Data about app and page elements:
Start of Block

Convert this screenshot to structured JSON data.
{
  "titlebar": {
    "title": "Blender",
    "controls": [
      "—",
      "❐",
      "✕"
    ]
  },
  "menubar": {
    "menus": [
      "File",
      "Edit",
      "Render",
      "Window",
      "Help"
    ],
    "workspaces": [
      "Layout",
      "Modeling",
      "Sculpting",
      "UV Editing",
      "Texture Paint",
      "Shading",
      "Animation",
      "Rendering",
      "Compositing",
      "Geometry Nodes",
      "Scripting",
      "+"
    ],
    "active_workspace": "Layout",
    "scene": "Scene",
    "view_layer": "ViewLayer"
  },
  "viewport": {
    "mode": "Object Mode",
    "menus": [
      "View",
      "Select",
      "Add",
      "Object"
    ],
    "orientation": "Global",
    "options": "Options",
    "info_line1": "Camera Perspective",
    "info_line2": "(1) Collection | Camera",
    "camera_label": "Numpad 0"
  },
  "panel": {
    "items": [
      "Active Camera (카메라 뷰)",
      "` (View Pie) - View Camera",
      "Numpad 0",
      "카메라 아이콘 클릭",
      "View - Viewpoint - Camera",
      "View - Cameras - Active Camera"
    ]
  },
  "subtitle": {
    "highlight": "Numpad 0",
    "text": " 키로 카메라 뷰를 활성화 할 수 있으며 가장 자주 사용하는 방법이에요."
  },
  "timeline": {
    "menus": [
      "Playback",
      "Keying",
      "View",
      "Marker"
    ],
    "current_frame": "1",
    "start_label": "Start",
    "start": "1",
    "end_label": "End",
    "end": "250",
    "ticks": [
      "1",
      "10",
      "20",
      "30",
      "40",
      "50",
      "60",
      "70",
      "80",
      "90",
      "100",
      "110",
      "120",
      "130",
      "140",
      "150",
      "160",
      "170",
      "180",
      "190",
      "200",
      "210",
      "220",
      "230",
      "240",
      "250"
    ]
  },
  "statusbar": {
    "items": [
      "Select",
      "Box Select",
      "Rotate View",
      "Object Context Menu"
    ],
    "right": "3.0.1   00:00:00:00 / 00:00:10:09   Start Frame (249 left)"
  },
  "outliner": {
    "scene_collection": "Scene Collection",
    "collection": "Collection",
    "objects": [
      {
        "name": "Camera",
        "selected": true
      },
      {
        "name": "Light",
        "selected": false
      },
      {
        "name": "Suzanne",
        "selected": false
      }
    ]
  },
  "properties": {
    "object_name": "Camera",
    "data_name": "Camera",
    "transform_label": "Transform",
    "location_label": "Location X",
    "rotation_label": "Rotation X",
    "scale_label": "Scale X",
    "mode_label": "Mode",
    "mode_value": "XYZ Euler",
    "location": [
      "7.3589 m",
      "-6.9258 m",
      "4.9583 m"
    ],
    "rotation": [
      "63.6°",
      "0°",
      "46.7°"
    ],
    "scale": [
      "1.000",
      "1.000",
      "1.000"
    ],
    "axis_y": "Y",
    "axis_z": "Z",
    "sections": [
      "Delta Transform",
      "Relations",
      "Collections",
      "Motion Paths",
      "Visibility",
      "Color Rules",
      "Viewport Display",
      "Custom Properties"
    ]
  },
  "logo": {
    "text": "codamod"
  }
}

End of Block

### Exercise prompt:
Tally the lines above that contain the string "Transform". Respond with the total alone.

### Response area:
2